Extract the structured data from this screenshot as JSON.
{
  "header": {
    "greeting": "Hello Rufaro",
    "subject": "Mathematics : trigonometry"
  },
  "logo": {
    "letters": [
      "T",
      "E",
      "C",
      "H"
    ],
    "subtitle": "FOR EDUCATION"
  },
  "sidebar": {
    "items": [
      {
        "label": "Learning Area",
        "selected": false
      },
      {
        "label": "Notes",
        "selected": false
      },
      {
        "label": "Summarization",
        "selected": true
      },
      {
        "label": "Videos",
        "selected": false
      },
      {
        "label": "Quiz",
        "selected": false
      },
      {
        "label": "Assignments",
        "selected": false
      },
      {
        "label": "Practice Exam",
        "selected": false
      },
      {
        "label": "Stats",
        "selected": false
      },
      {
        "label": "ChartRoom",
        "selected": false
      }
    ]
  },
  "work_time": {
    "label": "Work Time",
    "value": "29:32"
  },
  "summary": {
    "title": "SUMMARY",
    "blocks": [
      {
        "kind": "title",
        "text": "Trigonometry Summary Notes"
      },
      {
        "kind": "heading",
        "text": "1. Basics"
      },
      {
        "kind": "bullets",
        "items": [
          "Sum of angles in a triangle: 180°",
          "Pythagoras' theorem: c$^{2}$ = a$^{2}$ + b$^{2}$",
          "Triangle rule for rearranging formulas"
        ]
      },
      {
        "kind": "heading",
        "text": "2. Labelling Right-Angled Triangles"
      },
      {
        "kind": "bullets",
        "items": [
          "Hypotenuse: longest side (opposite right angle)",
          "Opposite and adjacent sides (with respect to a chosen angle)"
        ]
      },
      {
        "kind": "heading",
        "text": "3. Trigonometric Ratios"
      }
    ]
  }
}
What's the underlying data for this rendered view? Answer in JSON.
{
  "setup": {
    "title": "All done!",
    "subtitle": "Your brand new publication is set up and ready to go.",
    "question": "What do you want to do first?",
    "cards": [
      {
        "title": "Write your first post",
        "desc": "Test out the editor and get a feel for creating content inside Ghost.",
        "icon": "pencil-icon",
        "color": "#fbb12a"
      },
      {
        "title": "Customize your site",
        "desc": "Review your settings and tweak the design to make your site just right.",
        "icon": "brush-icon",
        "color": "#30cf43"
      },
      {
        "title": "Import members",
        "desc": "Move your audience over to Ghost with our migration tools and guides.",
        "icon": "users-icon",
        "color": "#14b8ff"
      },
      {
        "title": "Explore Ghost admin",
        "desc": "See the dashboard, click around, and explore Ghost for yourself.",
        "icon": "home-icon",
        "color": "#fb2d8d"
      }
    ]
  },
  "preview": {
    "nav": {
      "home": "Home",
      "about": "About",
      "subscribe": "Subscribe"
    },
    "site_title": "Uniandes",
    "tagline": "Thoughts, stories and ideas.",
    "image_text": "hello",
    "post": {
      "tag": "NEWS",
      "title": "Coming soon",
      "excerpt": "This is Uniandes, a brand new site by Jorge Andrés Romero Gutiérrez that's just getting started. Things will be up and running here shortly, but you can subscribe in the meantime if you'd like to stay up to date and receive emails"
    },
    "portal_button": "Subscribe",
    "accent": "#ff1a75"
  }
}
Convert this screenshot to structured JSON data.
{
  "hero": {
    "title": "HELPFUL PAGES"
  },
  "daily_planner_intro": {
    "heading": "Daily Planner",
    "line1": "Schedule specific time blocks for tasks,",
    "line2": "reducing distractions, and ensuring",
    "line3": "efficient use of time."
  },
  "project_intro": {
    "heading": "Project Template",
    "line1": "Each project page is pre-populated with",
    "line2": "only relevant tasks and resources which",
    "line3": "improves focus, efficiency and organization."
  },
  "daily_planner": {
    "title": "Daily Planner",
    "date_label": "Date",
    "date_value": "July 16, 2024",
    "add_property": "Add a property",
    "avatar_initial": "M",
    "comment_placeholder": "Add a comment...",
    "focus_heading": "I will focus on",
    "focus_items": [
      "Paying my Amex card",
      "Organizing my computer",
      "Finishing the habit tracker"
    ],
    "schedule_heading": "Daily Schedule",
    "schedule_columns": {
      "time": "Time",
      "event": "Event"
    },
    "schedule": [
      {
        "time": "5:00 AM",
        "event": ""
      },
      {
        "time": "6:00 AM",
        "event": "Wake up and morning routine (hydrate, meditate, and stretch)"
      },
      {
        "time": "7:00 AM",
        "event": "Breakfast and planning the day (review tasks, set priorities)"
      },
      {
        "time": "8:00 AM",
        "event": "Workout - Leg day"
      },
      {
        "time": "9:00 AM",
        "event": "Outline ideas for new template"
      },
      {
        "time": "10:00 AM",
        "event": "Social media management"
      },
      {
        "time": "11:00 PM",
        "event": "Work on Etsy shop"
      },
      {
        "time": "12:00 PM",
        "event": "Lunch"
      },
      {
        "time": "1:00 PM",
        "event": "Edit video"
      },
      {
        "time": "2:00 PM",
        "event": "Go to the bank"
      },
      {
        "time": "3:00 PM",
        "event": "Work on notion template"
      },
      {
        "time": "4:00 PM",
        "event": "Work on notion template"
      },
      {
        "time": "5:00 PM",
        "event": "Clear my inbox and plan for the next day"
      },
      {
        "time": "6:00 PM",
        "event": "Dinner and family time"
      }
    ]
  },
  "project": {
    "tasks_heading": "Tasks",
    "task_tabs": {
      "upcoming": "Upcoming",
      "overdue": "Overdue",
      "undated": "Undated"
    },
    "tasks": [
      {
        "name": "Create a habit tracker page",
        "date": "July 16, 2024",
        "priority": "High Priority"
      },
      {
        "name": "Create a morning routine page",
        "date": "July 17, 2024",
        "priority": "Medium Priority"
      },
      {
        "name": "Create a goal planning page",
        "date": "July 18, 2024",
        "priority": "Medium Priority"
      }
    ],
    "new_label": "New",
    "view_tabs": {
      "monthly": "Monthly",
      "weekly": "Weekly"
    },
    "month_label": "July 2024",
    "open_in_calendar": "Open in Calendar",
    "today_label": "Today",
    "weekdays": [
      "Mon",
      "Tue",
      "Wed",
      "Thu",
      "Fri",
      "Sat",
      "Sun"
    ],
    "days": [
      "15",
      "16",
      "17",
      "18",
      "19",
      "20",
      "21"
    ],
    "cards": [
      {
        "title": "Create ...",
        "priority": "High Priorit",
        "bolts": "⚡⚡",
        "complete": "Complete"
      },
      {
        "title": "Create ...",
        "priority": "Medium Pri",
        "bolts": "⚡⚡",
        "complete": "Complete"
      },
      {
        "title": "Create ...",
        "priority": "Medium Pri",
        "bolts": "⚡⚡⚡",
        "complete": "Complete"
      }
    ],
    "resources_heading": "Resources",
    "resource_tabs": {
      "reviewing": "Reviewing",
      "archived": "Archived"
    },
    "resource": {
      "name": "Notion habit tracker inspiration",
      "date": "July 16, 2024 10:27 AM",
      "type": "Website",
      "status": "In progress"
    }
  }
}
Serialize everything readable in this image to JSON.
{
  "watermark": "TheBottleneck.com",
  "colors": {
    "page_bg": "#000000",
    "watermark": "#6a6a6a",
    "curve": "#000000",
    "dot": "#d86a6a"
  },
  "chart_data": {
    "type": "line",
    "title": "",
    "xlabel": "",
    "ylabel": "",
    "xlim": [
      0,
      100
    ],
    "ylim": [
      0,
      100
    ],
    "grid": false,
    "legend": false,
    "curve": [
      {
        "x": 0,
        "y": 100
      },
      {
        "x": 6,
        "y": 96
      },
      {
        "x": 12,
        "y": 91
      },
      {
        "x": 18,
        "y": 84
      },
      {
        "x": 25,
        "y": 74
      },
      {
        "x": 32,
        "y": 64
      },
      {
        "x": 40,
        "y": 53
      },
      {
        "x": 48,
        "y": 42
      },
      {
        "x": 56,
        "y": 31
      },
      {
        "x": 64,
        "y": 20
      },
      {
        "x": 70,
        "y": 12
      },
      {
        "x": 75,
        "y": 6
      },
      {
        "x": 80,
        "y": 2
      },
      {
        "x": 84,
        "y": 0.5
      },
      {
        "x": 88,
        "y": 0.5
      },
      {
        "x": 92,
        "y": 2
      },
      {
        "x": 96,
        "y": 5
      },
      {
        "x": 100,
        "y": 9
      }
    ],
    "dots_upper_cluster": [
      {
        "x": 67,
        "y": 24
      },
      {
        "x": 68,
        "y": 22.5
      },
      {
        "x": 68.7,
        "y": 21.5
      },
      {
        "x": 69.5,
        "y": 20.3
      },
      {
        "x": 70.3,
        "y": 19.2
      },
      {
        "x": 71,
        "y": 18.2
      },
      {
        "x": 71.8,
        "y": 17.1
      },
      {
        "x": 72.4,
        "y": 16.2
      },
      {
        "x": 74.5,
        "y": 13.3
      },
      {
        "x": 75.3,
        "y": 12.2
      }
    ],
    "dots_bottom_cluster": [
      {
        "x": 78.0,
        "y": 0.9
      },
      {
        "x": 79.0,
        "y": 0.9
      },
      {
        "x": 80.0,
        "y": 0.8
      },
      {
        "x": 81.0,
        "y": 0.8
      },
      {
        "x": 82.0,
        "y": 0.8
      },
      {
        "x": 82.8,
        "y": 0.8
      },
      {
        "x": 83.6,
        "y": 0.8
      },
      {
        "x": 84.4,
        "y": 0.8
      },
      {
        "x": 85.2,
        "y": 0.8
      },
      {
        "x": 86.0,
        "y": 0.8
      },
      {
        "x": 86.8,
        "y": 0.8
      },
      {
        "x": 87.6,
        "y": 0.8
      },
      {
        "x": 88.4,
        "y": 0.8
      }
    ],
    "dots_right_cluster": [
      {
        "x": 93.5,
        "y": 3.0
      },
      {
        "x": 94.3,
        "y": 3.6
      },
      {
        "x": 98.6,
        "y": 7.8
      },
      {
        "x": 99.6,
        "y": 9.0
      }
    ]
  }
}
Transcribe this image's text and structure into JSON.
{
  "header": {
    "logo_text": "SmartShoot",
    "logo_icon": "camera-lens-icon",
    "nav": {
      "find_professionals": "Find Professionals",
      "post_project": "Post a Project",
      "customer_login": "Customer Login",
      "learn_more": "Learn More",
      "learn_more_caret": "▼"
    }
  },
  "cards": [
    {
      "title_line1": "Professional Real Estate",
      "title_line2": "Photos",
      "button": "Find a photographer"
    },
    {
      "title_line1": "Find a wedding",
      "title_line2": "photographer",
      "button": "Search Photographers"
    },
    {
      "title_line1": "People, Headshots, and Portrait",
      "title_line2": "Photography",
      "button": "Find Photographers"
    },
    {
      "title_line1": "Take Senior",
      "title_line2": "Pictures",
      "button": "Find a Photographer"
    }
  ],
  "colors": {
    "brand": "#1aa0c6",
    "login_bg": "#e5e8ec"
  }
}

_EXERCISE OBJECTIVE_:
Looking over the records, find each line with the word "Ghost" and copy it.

_SOLUTION TO THIS EXERCISE_:
        "desc": "Test out the editor and get a feel for creating content inside Ghost.",
        "desc": "Move your audience over to Ghost with our migration tools and guides.",
        "title": "Explore Ghost admin",
        "desc": "See the dashboard, click around, and explore Ghost for yourself.",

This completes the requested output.